"The mission is to share the benefits of compassion and mindfulness; help alleviate suffering and to inspire the cultivation of joy.”
Mindful Self-Compassion (MSC) is an empirically-supported 8-week course designed to cultivate the skill of self-compassion.
Mindfulness is the first step—turning with loving awareness toward difficult experience (thoughts, emotions, and sensations). Self-compassion comes next—bringing loving awareness to ourselves. Together, mindfulness and self-compassion comprise a state of warm, connected presence during difficult moments in our lives.
Self-compassion involves the capacity to soothe, comfort, and validate ourselves, as well as to protect, provide for and motivate ourselves, when things go wrong in our lives. It is learned, in part, by connecting with our natural compassion for others. Learning how to be self-compassionate also helps us sustain and expand our compassion for others.
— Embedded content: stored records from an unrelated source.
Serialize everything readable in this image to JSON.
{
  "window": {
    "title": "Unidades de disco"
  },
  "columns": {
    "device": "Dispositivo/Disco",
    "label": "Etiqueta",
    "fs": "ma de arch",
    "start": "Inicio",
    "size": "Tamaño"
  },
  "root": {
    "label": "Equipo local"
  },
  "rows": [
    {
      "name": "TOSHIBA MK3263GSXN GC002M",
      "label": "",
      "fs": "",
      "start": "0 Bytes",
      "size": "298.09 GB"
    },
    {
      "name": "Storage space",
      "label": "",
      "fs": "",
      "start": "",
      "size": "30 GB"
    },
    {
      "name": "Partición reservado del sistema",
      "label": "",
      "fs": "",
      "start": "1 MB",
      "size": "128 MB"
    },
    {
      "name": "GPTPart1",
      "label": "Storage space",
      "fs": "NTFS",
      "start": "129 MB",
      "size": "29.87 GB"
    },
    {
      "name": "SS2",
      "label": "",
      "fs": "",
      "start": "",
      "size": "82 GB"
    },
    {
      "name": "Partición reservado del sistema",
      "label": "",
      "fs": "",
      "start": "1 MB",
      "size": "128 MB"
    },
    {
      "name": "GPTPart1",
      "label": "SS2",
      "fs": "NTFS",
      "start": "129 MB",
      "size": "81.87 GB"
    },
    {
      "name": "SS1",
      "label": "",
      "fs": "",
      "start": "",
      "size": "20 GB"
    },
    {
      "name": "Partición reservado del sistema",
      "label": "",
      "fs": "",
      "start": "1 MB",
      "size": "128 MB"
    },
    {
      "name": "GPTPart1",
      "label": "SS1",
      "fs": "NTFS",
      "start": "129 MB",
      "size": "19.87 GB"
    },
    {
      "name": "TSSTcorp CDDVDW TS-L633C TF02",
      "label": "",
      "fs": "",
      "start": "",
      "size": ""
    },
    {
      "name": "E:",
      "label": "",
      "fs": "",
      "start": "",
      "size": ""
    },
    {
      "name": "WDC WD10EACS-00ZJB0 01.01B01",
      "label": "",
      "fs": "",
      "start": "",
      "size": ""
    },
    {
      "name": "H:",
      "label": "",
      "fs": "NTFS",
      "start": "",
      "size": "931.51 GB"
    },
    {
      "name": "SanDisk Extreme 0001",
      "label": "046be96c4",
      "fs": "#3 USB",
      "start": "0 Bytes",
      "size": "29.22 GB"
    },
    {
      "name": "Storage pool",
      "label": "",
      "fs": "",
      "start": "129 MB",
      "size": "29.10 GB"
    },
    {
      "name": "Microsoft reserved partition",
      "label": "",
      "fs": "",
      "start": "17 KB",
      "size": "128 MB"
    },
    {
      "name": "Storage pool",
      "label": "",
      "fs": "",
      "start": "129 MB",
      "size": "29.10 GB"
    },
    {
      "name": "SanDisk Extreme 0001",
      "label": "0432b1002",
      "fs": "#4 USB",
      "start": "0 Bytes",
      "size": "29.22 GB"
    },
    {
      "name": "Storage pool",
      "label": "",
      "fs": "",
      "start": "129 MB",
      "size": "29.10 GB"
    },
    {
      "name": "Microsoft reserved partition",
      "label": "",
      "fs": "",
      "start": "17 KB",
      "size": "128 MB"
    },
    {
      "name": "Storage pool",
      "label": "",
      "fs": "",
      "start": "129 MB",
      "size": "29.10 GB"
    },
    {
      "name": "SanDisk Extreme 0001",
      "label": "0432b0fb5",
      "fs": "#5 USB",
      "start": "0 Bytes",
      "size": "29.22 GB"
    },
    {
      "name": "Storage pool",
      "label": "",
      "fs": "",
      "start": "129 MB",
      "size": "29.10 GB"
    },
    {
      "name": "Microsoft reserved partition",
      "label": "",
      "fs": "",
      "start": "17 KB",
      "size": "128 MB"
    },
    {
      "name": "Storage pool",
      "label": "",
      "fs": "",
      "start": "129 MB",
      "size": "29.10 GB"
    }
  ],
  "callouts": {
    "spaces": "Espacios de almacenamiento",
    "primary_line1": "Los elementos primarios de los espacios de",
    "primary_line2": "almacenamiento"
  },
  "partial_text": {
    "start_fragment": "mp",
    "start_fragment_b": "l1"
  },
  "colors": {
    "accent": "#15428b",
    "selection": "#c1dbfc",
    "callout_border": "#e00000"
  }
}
Numerous research studies show that self-compassion is strongly associated with emotional wellbeing, coping with life challenges, lower levels of anxiety and depression, healthy habits such as diet and exercise, and more satisfying personal relationships. It is an inner strength that enables us to be more fully human—more fully ourselves.
WHAT: 8 week training program based on the ground-breaking work of Christopher Germer, Ph.D. and Kristin Neff, Ph.D.
The three key components of self-compassion are self-kindness, a sense of common humanity, and balanced, mindful awareness. Kindness opens our hearts to suffering, so we can give ourselves what we need. Common humanity opens us to our essential inter-relatedness, so that we know we aren't alone. Mindfulness opens us to thepresent moment, so we can accept our experience with greater ease.
“I have been teaching this group since Spring of 2014 and it is consistently one of my most gratifying and meaningful experiences. Participants report feeling more confident, less self-critical, less judgmental of others and more compassionate.”
“Now, when people cut me off as I’m driving, instead of getting angry, I let them in and have compassion.”
“I am so much more patient with my children, in fact, everyone. Life just feels more easeful and caring."
“I am able to be compassionate with myself in the midst of turmoil”